ballot under section 3505.181 of the Revised Code in that precinct on the day of that election.” The law goes on to clarify only one of the votes should be counted.
Husted broke a tie vote in the Hamilton County Board of
Elections on May 31, siding with the Republicans on the board who wanted
to send the case to the county prosecutor.
Alex Triantafilou, an elections board member and chairman
of the Hamilton County Republican Party, says Republicans just want an investigation.
“I think anytime a person casts two ballots we ought to
ask why,” Triantafilou says. “This is not to prejudge any of these cases
as criminal charges. That’s not been our intention. What we want is a
qualified investigator to ask the question and then answer it.”
Tim Burke, chairman of the local elections board and the
Hamilton County Democratic Party, disagrees: “This is a damn shame.
What’s happening to those voters is absolutely wrong.”
Burke claims the law was followed and no further investigation is necessary. He alleges
Republicans are trying to suppress voters.
“I fear that what’s going on is that elements of the
Republican Party want to create the impression that there is massive
voter fraud going on, and they want to scare the hell out of people to
intimidate them and discourage them from voting in the future,” Burke
says. “I think part of what’s going on here is an effort to identify
voter fraud in order to justify more restrictions on voting rights.”
Triantafilou argues Democrats, including Burke, are
playing politics: “It’s a continuation of the kind of fear that
Democrats try to instill in the electorate, and it’s a political weapon.
We’re not trying to do that. They alleged voter suppression in the last
election cycle. That was nonsensical. The problem really is fraud.”
0 Comments · Wednesday, August 8, 2012
Cincinnati voters will decide in November whether to double the length of their council members’ terms.
0 Comments · Wednesday, January 25, 2012
More than a decade after Cincinnati voters
decided they wanted to change the way the city’s Police Department
operates, they’re finally seeing real, significant results.
0 Comments · Wednesday, October 21, 2009
NICHOLAS HOLLAN: In an unusually odd mixture of endorsements, The Cincinnati Enquirer recently included Hollan among its picks for City Council.

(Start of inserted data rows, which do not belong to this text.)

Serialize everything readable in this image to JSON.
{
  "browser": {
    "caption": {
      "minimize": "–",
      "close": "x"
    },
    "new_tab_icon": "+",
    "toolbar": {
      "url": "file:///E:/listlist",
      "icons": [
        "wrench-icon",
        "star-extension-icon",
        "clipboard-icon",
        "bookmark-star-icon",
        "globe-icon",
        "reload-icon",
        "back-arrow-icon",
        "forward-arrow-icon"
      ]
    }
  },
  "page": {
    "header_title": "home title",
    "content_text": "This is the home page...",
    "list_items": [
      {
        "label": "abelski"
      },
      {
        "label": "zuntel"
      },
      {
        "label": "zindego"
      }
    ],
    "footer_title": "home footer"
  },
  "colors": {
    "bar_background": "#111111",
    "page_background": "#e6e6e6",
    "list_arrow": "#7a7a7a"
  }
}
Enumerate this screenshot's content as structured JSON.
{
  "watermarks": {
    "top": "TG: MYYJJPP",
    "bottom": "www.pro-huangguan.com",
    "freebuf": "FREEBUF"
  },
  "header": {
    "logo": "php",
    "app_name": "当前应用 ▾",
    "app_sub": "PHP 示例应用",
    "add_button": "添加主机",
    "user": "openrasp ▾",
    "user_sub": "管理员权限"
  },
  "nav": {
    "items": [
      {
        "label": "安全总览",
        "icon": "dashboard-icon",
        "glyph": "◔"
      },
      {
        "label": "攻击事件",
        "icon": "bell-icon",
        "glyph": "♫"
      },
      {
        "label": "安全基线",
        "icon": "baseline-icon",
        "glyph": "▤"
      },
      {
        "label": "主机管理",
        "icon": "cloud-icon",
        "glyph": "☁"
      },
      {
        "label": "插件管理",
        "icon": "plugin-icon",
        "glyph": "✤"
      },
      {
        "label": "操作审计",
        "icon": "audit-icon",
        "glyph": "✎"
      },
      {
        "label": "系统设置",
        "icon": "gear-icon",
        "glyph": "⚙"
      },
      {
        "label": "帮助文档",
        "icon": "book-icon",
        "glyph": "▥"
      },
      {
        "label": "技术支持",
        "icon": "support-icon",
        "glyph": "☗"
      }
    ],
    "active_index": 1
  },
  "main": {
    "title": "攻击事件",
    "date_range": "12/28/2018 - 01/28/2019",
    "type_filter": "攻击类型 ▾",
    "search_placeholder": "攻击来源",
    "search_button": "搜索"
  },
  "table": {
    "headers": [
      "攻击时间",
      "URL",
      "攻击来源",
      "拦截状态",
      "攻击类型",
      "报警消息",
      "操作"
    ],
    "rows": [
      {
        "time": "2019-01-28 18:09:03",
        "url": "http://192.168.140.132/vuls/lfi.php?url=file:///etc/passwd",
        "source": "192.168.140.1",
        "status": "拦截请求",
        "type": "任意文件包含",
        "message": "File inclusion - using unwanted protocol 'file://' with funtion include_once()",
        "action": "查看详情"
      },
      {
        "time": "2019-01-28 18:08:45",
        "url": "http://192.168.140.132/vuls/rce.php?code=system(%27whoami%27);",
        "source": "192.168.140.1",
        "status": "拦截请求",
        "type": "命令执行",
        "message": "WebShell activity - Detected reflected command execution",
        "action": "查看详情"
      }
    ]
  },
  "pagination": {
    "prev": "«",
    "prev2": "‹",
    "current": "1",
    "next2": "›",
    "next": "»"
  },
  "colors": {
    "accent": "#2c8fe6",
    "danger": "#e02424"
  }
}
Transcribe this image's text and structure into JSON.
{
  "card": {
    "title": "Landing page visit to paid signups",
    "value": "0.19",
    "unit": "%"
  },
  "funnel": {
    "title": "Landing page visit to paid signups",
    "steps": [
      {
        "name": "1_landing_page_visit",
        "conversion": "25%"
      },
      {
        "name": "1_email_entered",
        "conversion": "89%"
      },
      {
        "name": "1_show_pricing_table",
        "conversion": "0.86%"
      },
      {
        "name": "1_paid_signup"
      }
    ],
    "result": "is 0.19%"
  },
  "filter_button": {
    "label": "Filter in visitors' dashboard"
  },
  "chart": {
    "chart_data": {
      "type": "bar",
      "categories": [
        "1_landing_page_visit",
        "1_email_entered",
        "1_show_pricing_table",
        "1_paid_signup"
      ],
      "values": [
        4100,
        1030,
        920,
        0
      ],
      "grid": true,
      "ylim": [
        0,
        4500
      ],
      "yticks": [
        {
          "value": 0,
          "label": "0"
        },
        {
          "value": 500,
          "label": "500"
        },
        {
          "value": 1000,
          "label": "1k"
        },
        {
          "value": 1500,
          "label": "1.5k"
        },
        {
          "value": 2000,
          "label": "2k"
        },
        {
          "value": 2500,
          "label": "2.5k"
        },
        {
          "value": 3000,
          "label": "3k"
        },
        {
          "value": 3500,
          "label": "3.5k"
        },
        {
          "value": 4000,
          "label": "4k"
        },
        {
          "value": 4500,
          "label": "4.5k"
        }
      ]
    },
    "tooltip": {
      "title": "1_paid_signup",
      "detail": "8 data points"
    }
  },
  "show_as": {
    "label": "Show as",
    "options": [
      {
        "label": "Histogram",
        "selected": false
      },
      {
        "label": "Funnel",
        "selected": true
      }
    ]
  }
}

A first-time candidate with progressive leanings, this thoughtful West Side Democrat is well-qualified for public service.
0 Comments · Wednesday, March 11, 2009
It’s a sorry fact that political party leaders in Hamilton County like to undermine voters when it suits their own interests, but now some Cincinnati City Council members are jumping on that bandwagon. People who follow local politics remember the odious deal struck last year between the local Democratic and Republican parties regarding the two separate Hamilton County Commission races.
0 Comments · Wednesday, October 22, 2008
As Republicans become increasingly desperate about John McCain's prospects on Election Day, reasonable people are asking whether Joe Deters' position as McCain's Southwest Ohio campaign chairman is influencing his actions in his day job as Hamilton County prosecutor.
0 Comments · Wednesday, September 24, 2008
In light of Sen. John McCain's badly managed presidential campaign and series of outlandishly false statements, some prominent Democrats and media pundits now are saying the only reason many polls show McCain essentially tied with Barack Obama is due to the latter's ethnicity.